in which he attempted to gather the Sunnah in its entirety, having written of his intention in the introduction of his book. Yet he never made clear whether or not he believed that he had reached his goal.
This led ʿAbd Al-Ra’ûf to compile Al-Jâmiʿ Al-Azhar with two goals in mind: First, to prove that not all of the Sunnah was in Al-Suyû ṭi’s book; and second, to follow up some of the a ḥadîth with commentary on their levels of authenticity.
Here is a summary of a portion of Abdul-Ra’ûf’s introduction to Al-Jâmiʿ Al-Azhar:
Although Al-Suyû ṭi gathered a large portion of the Sunnah, he did not come close to gathering it in its entirety. Yet many of the major ḥadîth scholars were under the impression that he did. Thus if they were looking up a ḥadîth and did not find it in his book, they would teach it as an unreliable ḥadîth that had no basis—even though such was not always the case. So in order to establish that not all of the Sunnah are in Al-Suyû ṭi’s book, I have gathered a group of a ḥadîth that are not included in his work.
ʿAbd Al-Ra’ûf, in fact, gathered some thousand a ḥadîth that were not in Al-Suyû ṭi’s collection. He also added commentary about the authenticity of a ḥadîth, which he considered lacking in Al-Suyû ṭi’s book. As for the a ḥadîth that were not found in Al-Suyû ṭi’s book, he focused on gathering them from relatively obscure sources in order to bring to public attention a ḥadîth that were previously difficult to find or which had been overlooked.
He ordered the a ḥadîth alphabetically based on the first few words of each ḥadîth.
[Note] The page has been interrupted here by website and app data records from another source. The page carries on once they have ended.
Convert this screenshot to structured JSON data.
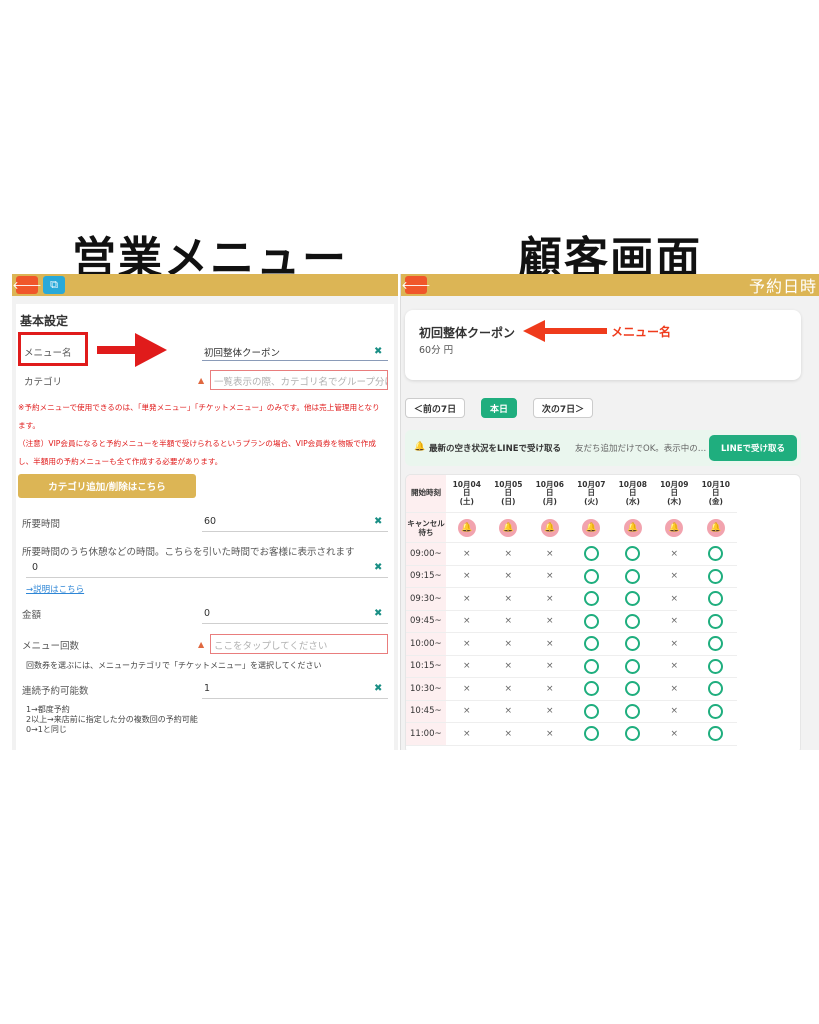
{
  "headings": {
    "left": "営業メニュー",
    "right": "顧客画面"
  },
  "colors": {
    "topbar": "#dcb555",
    "back_button": "#f0562a",
    "copy_button": "#29a9d8",
    "accent_green": "#1fae7e",
    "annotation_red": "#e01b1b"
  },
  "left": {
    "section_title": "基本設定",
    "menu_name": {
      "label": "メニュー名",
      "value": "初回整体クーポン"
    },
    "category": {
      "label": "カテゴリ",
      "placeholder": "一覧表示の際、カテゴリ名でグループ分け"
    },
    "notes": [
      "※予約メニューで使用できるのは、「単発メニュー」「チケットメニュー」のみです。他は売上管理用となり",
      "ます。",
      "（注意）VIP会員になると予約メニューを半額で受けられるというプランの場合、VIP会員券を物販で作成",
      "し、半額用の予約メニューも全て作成する必要があります。"
    ],
    "category_button": "カテゴリ追加/削除はこちら",
    "duration": {
      "label": "所要時間",
      "value": "60"
    },
    "break_time": {
      "label": "所要時間のうち休憩などの時間。こちらを引いた時間でお客様に表示されます",
      "value": "0"
    },
    "explanation_link": "→説明はこちら",
    "price": {
      "label": "金額",
      "value": "0"
    },
    "menu_count": {
      "label": "メニュー回数",
      "placeholder": "ここをタップしてください",
      "help": "回数券を選ぶには、メニューカテゴリで「チケットメニュー」を選択してください"
    },
    "consecutive": {
      "label": "連続予約可能数",
      "value": "1",
      "help": [
        "1→都度予約",
        "2以上→来店前に指定した分の複数回の予約可能",
        "0→1と同じ"
      ]
    }
  },
  "right": {
    "header_title": "予約日時",
    "menu_card": {
      "name": "初回整体クーポン",
      "duration": "60分 円",
      "annotation": "メニュー名"
    },
    "nav": {
      "prev": "＜前の7日",
      "today": "本日",
      "next": "次の7日＞"
    },
    "line_banner": {
      "main": "最新の空き状況をLINEで受け取る",
      "sub": "友だち追加だけでOK。表示中の…",
      "button": "LINEで受け取る"
    },
    "schedule": {
      "corner": "開始時刻",
      "days": [
        {
          "date": "10月04",
          "day": "日",
          "wd": "(土)"
        },
        {
          "date": "10月05",
          "day": "日",
          "wd": "(日)"
        },
        {
          "date": "10月06",
          "day": "日",
          "wd": "(月)"
        },
        {
          "date": "10月07",
          "day": "日",
          "wd": "(火)"
        },
        {
          "date": "10月08",
          "day": "日",
          "wd": "(水)"
        },
        {
          "date": "10月09",
          "day": "日",
          "wd": "(木)"
        },
        {
          "date": "10月10",
          "day": "日",
          "wd": "(金)"
        }
      ],
      "cancel_label": "キャンセル待ち",
      "x_symbol": "×",
      "rows": [
        {
          "time": "09:00~",
          "slots": [
            "x",
            "x",
            "x",
            "o",
            "o",
            "x",
            "o"
          ]
        },
        {
          "time": "09:15~",
          "slots": [
            "x",
            "x",
            "x",
            "o",
            "o",
            "x",
            "o"
          ]
        },
        {
          "time": "09:30~",
          "slots": [
            "x",
            "x",
            "x",
            "o",
            "o",
            "x",
            "o"
          ]
        },
        {
          "time": "09:45~",
          "slots": [
            "x",
            "x",
            "x",
            "o",
            "o",
            "x",
            "o"
          ]
        },
        {
          "time": "10:00~",
          "slots": [
            "x",
            "x",
            "x",
            "o",
            "o",
            "x",
            "o"
          ]
        },
        {
          "time": "10:15~",
          "slots": [
            "x",
            "x",
            "x",
            "o",
            "o",
            "x",
            "o"
          ]
        },
        {
          "time": "10:30~",
          "slots": [
            "x",
            "x",
            "x",
            "o",
            "o",
            "x",
            "o"
          ]
        },
        {
          "time": "10:45~",
          "slots": [
            "x",
            "x",
            "x",
            "o",
            "o",
            "x",
            "o"
          ]
        },
        {
          "time": "11:00~",
          "slots": [
            "x",
            "x",
            "x",
            "o",
            "o",
            "x",
            "o"
          ]
        }
      ]
    }
  }
}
He handled the definite ‘particle’ al (or, definite ‘article,’ ‘the’) by dividing each letter-section into two parts: Words with al, and words without it. So, for example, he would have a section for the letter (râ) and in it he would list alphabetically all the a ḥadîth whose first word began with (râ). Then he would again list all the words that began with (râ), but which were preceded by the definite particle/article al.
Hence, ʿAbd Al-Ra’ûf’s rather meticulous work is one of the most important books to be aware of in the science of ḥadîth extraction.